• **INFORMATION**:
..........

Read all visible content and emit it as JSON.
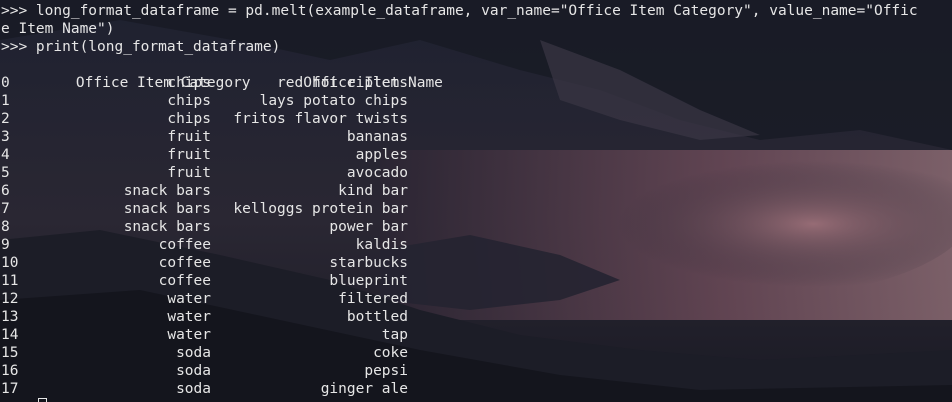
{
  "terminal": {
    "command_1_line_1": ">>> long_format_dataframe = pd.melt(example_dataframe, var_name=\"Office Item Category\", value_name=\"Offic",
    "command_1_line_2": "e Item Name\")",
    "command_2": ">>> print(long_format_dataframe)",
    "columns": [
      "Office Item Category",
      "Office Item Name"
    ],
    "rows": [
      {
        "index": "0",
        "category": "chips",
        "name": "red hot riplets"
      },
      {
        "index": "1",
        "category": "chips",
        "name": "lays potato chips"
      },
      {
        "index": "2",
        "category": "chips",
        "name": "fritos flavor twists"
      },
      {
        "index": "3",
        "category": "fruit",
        "name": "bananas"
      },
      {
        "index": "4",
        "category": "fruit",
        "name": "apples"
      },
      {
        "index": "5",
        "category": "fruit",
        "name": "avocado"
      },
      {
        "index": "6",
        "category": "snack bars",
        "name": "kind bar"
      },
      {
        "index": "7",
        "category": "snack bars",
        "name": "kelloggs protein bar"
      },
      {
        "index": "8",
        "category": "snack bars",
        "name": "power bar"
      },
      {
        "index": "9",
        "category": "coffee",
        "name": "kaldis"
      },
      {
        "index": "10",
        "category": "coffee",
        "name": "starbucks"
      },
      {
        "index": "11",
        "category": "coffee",
        "name": "blueprint"
      },
      {
        "index": "12",
        "category": "water",
        "name": "filtered"
      },
      {
        "index": "13",
        "category": "water",
        "name": "bottled"
      },
      {
        "index": "14",
        "category": "water",
        "name": "tap"
      },
      {
        "index": "15",
        "category": "soda",
        "name": "coke"
      },
      {
        "index": "16",
        "category": "soda",
        "name": "pepsi"
      },
      {
        "index": "17",
        "category": "soda",
        "name": "ginger ale"
      }
    ]
  },
  "colors": {
    "text": "#e6e6e6",
    "background": "#15161f"
  }
}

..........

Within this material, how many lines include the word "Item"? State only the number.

4